Segment Start: Extracted information
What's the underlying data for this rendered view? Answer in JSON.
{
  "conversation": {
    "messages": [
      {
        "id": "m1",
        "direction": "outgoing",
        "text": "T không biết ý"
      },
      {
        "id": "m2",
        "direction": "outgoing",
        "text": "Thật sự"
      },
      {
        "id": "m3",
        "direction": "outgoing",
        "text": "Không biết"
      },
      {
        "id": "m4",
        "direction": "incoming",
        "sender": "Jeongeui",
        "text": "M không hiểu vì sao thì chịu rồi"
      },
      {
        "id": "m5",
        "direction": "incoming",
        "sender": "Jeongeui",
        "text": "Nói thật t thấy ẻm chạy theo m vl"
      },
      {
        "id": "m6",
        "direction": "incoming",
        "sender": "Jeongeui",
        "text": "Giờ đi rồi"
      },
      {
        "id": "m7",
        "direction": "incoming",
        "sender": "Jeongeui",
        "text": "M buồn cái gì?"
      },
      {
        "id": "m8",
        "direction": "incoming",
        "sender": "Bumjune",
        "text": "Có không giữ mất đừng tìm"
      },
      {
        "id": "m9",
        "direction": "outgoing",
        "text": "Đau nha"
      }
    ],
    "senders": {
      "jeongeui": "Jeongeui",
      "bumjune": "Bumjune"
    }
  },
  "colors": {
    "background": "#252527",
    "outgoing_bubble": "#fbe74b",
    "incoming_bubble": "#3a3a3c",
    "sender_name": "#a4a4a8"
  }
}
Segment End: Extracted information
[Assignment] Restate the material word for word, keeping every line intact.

[Exercise response]
What's the underlying data for this rendered view? Answer in JSON.
{
  "conversation": {
    "messages": [
      {
        "id": "m1",
        "direction": "outgoing",
        "text": "T không biết ý"
      },
      {
        "id": "m2",
        "direction": "outgoing",
        "text": "Thật sự"
      },
      {
        "id": "m3",
        "direction": "outgoing",
        "text": "Không biết"
      },
      {
        "id": "m4",
        "direction": "incoming",
        "sender": "Jeongeui",
        "text": "M không hiểu vì sao thì chịu rồi"
      },
      {
        "id": "m5",
        "direction": "incoming",
        "sender": "Jeongeui",
        "text": "Nói thật t thấy ẻm chạy theo m vl"
      },
      {
        "id": "m6",
        "direction": "incoming",
        "sender": "Jeongeui",
        "text": "Giờ đi rồi"
      },
      {
        "id": "m7",
        "direction": "incoming",
        "sender": "Jeongeui",
        "text": "M buồn cái gì?"
      },
      {
        "id": "m8",
        "direction": "incoming",
        "sender": "Bumjune",
        "text": "Có không giữ mất đừng tìm"
      },
      {
        "id": "m9",
        "direction": "outgoing",
        "text": "Đau nha"
      }
    ],
    "senders": {
      "jeongeui": "Jeongeui",
      "bumjune": "Bumjune"
    }
  },
  "colors": {
    "background": "#252527",
    "outgoing_bubble": "#fbe74b",
    "incoming_bubble": "#3a3a3c",
    "sender_name": "#a4a4a8"
  }
}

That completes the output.